A trickle of Canadian airmen were recruited either directly, or transferred from Canadian Expeditionary Force service, to either Englands Royal Flying Corps (RFC) or the Royal Naval Air Service (RNAS). Canadian airmen initially became members of the British Royal Air Force (RAF), and about 13,000 ultimately became part of this service. In fact, Canadian fighter pilots were among the top-ranking ace fighters in the first world war.

During the conflict, 131,553 aircrews (pilots, navigators, bombers, wireless operators, and flight engineers) were trained by BCATP, about one-third the total of the RAFs primary combat commands. Of 131, 72,835 were Canadian, meaning that Canadians made up slightly less than one-quarter of the Royal Air Forces aircrew total of their major combat commands.

Matthew 10:34 – Think not that I am come to send peace on earth: I came not to send peace, but a sword.

Its aircrews would go on to make their mark on the Canadian governments services and operations throughout the world, from Korea, Cold War Europe, Afghanistan, and now U.N. operations in Mali. It played a critical role in the Second World War, became the fourth largest Allied air force, and reached its Golden Age by the late 1950s, when it had scores of operational squadrons at the forefront of the Cold War.

Formed in Kenley, Surrey, Surrey, UK, 25 November 1942; dissolved 15 July 1945, with RCAF squadrons transferred to the Second Tactical Air Force. Formed in Halifax, Nova Scotia, 22 July 1942 for administration and management of operations training units within RCAFs Eastern Air Command; disbanded on 14 July 1945. Formed as the Toronto Technical Training Wing, RCAF (Reserve) 1 April 1951; redesignated No.

John 18:36 – Jesus answered, My kingdom is not of this world: if my kingdom were of this world, then would my servants fight, that I should not be delivered to the Jews: but now is my kingdom not from hence.

Formed in Linton-on-Ouse, Yorkshire, England, on 25 October 1942, moved on 6 December to its permanent home quarters in Allerton Park, east of Knaresborough; declared operational at 0001 hours on 1 January 1940; transferred to the RCAFs Eastern Air Command on 14 July 1945 for realignment and training to serve in the Pacific as a part of RAFTiger Force; dissolved on 1 September 1945. Formed at Linton-on-Ouse, Yorkshire, England on 25 October 1942 1942 and moved to permanent quarters at Allerton Park, east of Knaresborough, on 6 December ; declared operational at 0001 hours on 1 January 1940 ; transferred to RCAF s Eastern Air Command on 14 July 1945 to reorganize and train for service in the Pacific as part of RAF Tiger Force ; disbanded on 1 September 1945. The establishment was transferred to the Eastern Air Command, part of RAF Tiger Force.
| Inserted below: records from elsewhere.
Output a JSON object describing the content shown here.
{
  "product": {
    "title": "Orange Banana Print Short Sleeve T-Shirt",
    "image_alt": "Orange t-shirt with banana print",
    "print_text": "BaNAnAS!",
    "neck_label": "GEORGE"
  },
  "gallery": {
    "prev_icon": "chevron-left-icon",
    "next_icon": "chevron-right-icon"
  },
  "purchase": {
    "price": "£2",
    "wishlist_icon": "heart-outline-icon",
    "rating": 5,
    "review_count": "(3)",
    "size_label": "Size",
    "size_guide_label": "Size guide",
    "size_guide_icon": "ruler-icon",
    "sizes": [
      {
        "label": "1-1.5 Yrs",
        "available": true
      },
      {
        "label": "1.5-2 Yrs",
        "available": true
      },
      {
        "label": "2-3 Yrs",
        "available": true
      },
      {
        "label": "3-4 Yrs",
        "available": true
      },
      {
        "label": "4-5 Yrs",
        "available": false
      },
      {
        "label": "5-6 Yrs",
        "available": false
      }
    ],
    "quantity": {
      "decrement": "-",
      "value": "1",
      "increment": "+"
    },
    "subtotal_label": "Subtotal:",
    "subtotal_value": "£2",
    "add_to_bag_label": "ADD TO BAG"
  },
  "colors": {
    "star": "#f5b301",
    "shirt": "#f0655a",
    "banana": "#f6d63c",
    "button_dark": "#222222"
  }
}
Formed in the headquarters of the RCAF overseas, London, England, 17 September 1945, for transporting passengers, wounded, cargo, and mail to the Canadian Occupation Forces in Germany; moved to Odiham, Hampshire, on 1 October 1950; disbanded 30 June 1946.

Romans 13:4 – For he is the minister of God to thee for good. But if thou do that which is evil, be afraid; for he beareth not the sword in vain: for he is the minister of God, a revenger to execute wrath upon him that doeth evil.

Since its establishment in 1924, the RCAF has served Canadians during peacetime and in war. With the war over, the CAF only lasted as an overseas fighting force for a brief period, disbanding in 1920.

Prime Minister Mackenzie King might have tried to limit the number of Canadians killed in the conflict, but he had no way of knowing how the wartime air operations would evolve. Prime Minister Mackenzie Kings attempts to preserve Canadian lives, diverting resources away from the larger armies fighting in Europe, and choosing instead to sustain the main air campaign, did not accomplish his goal.

Matthew 10:28 – And fear not them which kill the body, but are not able to kill the soul: but rather fear him which is able to destroy both soul and body in hell.

The Latin motto for Air Command–Sic itur ad astra–which had been the motto for the Canadian Air Force when it was first formed in the aftermath of the first world war (before becoming the Royal Canadian Air Force in 1924) was retained.

At the same time, Pinetree line, mid-Canada line, and DEW line radar stations, mostly operated by Canadian Air Force, were built throughout Canada due to a growing Soviet nuclear threat.